TASK :: Word for word, repeat every entry that appears below.

(Dataset rows describing interfaces)
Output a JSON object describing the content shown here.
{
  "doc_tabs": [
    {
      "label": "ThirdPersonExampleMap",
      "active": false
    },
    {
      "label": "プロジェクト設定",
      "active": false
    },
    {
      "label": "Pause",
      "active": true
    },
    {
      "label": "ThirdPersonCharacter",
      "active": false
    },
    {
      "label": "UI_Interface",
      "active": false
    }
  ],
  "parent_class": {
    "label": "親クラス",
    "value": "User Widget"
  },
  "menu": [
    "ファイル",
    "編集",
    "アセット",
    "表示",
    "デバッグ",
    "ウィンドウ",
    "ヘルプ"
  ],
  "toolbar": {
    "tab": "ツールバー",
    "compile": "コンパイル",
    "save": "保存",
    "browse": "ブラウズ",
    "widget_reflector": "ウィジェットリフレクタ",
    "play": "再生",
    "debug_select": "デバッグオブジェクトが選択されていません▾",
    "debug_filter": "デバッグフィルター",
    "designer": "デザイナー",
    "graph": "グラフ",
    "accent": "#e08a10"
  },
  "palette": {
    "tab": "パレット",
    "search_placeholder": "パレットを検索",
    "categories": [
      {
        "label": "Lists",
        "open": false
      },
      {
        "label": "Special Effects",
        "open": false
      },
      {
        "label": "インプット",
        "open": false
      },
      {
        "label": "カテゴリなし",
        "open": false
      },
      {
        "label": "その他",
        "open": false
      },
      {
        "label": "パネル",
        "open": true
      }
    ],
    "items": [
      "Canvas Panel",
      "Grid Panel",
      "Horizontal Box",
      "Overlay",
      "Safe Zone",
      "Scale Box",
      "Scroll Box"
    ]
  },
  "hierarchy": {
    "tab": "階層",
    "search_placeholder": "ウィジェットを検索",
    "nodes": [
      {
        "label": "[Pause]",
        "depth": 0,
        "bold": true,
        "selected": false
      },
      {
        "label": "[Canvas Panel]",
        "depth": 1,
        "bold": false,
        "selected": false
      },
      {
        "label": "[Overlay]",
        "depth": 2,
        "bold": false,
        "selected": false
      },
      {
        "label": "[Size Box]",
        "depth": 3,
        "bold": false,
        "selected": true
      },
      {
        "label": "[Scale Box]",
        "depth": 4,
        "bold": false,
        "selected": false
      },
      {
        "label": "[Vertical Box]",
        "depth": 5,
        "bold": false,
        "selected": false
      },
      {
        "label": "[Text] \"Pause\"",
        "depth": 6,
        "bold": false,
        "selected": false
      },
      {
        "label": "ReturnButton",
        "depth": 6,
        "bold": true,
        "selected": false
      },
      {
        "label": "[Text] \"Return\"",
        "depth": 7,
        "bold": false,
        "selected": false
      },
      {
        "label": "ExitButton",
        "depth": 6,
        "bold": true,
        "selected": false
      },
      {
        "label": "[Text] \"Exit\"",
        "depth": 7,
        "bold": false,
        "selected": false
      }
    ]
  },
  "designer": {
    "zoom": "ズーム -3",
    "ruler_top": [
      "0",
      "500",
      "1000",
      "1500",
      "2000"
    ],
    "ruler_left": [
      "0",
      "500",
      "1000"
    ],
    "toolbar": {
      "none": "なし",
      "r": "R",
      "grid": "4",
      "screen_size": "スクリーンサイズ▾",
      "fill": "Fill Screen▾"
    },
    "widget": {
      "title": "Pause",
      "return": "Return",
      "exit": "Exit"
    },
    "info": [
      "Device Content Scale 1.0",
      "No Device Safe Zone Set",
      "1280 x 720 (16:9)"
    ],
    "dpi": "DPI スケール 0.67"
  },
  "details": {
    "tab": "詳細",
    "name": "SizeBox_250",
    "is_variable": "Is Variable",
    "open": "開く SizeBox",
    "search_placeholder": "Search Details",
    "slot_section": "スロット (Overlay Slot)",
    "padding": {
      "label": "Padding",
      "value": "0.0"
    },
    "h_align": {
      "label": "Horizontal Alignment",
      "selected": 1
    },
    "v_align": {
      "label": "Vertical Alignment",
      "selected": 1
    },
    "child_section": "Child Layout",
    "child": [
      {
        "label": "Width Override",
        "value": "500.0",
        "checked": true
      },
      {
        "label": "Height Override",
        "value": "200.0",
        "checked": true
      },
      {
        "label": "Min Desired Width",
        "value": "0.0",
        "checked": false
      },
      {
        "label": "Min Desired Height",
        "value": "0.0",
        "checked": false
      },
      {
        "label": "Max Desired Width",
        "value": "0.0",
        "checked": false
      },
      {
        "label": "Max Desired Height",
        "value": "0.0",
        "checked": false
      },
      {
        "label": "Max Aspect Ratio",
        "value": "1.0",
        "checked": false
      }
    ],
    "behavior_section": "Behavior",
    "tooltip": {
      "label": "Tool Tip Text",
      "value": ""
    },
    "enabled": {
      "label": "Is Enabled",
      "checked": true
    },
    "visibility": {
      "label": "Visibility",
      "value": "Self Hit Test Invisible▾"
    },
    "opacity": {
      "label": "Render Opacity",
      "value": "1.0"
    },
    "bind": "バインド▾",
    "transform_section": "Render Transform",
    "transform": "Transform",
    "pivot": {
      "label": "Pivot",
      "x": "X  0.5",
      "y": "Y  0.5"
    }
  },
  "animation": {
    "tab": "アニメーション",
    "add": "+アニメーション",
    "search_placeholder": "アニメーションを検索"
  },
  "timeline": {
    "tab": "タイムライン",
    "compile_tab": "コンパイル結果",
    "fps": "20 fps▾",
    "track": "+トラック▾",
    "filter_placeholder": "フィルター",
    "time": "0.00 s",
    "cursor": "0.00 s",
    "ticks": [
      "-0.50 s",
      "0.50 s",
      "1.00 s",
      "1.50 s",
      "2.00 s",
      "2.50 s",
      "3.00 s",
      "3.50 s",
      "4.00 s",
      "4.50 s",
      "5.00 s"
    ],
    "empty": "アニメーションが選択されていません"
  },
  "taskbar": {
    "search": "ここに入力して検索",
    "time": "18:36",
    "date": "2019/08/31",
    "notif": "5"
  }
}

TASK ANSWER ::
Output a JSON object describing the content shown here.
{
  "doc_tabs": [
    {
      "label": "ThirdPersonExampleMap",
      "active": false
    },
    {
      "label": "プロジェクト設定",
      "active": false
    },
    {
      "label": "Pause",
      "active": true
    },
    {
      "label": "ThirdPersonCharacter",
      "active": false
    },
    {
      "label": "UI_Interface",
      "active": false
    }
  ],
  "parent_class": {
    "label": "親クラス",
    "value": "User Widget"
  },
  "menu": [
    "ファイル",
    "編集",
    "アセット",
    "表示",
    "デバッグ",
    "ウィンドウ",
    "ヘルプ"
  ],
  "toolbar": {
    "tab": "ツールバー",
    "compile": "コンパイル",
    "save": "保存",
    "browse": "ブラウズ",
    "widget_reflector": "ウィジェットリフレクタ",
    "play": "再生",
    "debug_select": "デバッグオブジェクトが選択されていません▾",
    "debug_filter": "デバッグフィルター",
    "designer": "デザイナー",
    "graph": "グラフ",
    "accent": "#e08a10"
  },
  "palette": {
    "tab": "パレット",
    "search_placeholder": "パレットを検索",
    "categories": [
      {
        "label": "Lists",
        "open": false
      },
      {
        "label": "Special Effects",
        "open": false
      },
      {
        "label": "インプット",
        "open": false
      },
      {
        "label": "カテゴリなし",
        "open": false
      },
      {
        "label": "その他",
        "open": false
      },
      {
        "label": "パネル",
        "open": true
      }
    ],
    "items": [
      "Canvas Panel",
      "Grid Panel",
      "Horizontal Box",
      "Overlay",
      "Safe Zone",
      "Scale Box",
      "Scroll Box"
    ]
  },
  "hierarchy": {
    "tab": "階層",
    "search_placeholder": "ウィジェットを検索",
    "nodes": [
      {
        "label": "[Pause]",
        "depth": 0,
        "bold": true,
        "selected": false
      },
      {
        "label": "[Canvas Panel]",
        "depth": 1,
        "bold": false,
        "selected": false
      },
      {
        "label": "[Overlay]",
        "depth": 2,
        "bold": false,
        "selected": false
      },
      {
        "label": "[Size Box]",
        "depth": 3,
        "bold": false,
        "selected": true
      },
      {
        "label": "[Scale Box]",
        "depth": 4,
        "bold": false,
        "selected": false
      },
      {
        "label": "[Vertical Box]",
        "depth": 5,
        "bold": false,
        "selected": false
      },
      {
        "label": "[Text] \"Pause\"",
        "depth": 6,
        "bold": false,
        "selected": false
      },
      {
        "label": "ReturnButton",
        "depth": 6,
        "bold": true,
        "selected": false
      },
      {
        "label": "[Text] \"Return\"",
        "depth": 7,
        "bold": false,
        "selected": false
      },
      {
        "label": "ExitButton",
        "depth": 6,
        "bold": true,
        "selected": false
      },
      {
        "label": "[Text] \"Exit\"",
        "depth": 7,
        "bold": false,
        "selected": false
      }
    ]
  },
  "designer": {
    "zoom": "ズーム -3",
    "ruler_top": [
      "0",
      "500",
      "1000",
      "1500",
      "2000"
    ],
    "ruler_left": [
      "0",
      "500",
      "1000"
    ],
    "toolbar": {
      "none": "なし",
      "r": "R",
      "grid": "4",
      "screen_size": "スクリーンサイズ▾",
      "fill": "Fill Screen▾"
    },
    "widget": {
      "title": "Pause",
      "return": "Return",
      "exit": "Exit"
    },
    "info": [
      "Device Content Scale 1.0",
      "No Device Safe Zone Set",
      "1280 x 720 (16:9)"
    ],
    "dpi": "DPI スケール 0.67"
  },
  "details": {
    "tab": "詳細",
    "name": "SizeBox_250",
    "is_variable": "Is Variable",
    "open": "開く SizeBox",
    "search_placeholder": "Search Details",
    "slot_section": "スロット (Overlay Slot)",
    "padding": {
      "label": "Padding",
      "value": "0.0"
    },
    "h_align": {
      "label": "Horizontal Alignment",
      "selected": 1
    },
    "v_align": {
      "label": "Vertical Alignment",
      "selected": 1
    },
    "child_section": "Child Layout",
    "child": [
      {
        "label": "Width Override",
        "value": "500.0",
        "checked": true
      },
      {
        "label": "Height Override",
        "value": "200.0",
        "checked": true
      },
      {
        "label": "Min Desired Width",
        "value": "0.0",
        "checked": false
      },
      {
        "label": "Min Desired Height",
        "value": "0.0",
        "checked": false
      },
      {
        "label": "Max Desired Width",
        "value": "0.0",
        "checked": false
      },
      {
        "label": "Max Desired Height",
        "value": "0.0",
        "checked": false
      },
      {
        "label": "Max Aspect Ratio",
        "value": "1.0",
        "checked": false
      }
    ],
    "behavior_section": "Behavior",
    "tooltip": {
      "label": "Tool Tip Text",
      "value": ""
    },
    "enabled": {
      "label": "Is Enabled",
      "checked": true
    },
    "visibility": {
      "label": "Visibility",
      "value": "Self Hit Test Invisible▾"
    },
    "opacity": {
      "label": "Render Opacity",
      "value": "1.0"
    },
    "bind": "バインド▾",
    "transform_section": "Render Transform",
    "transform": "Transform",
    "pivot": {
      "label": "Pivot",
      "x": "X  0.5",
      "y": "Y  0.5"
    }
  },
  "animation": {
    "tab": "アニメーション",
    "add": "+アニメーション",
    "search_placeholder": "アニメーションを検索"
  },
  "timeline": {
    "tab": "タイムライン",
    "compile_tab": "コンパイル結果",
    "fps": "20 fps▾",
    "track": "+トラック▾",
    "filter_placeholder": "フィルター",
    "time": "0.00 s",
    "cursor": "0.00 s",
    "ticks": [
      "-0.50 s",
      "0.50 s",
      "1.00 s",
      "1.50 s",
      "2.00 s",
      "2.50 s",
      "3.00 s",
      "3.50 s",
      "4.00 s",
      "4.50 s",
      "5.00 s"
    ],
    "empty": "アニメーションが選択されていません"
  },
  "taskbar": {
    "search": "ここに入力して検索",
    "time": "18:36",
    "date": "2019/08/31",
    "notif": "5"
  }
}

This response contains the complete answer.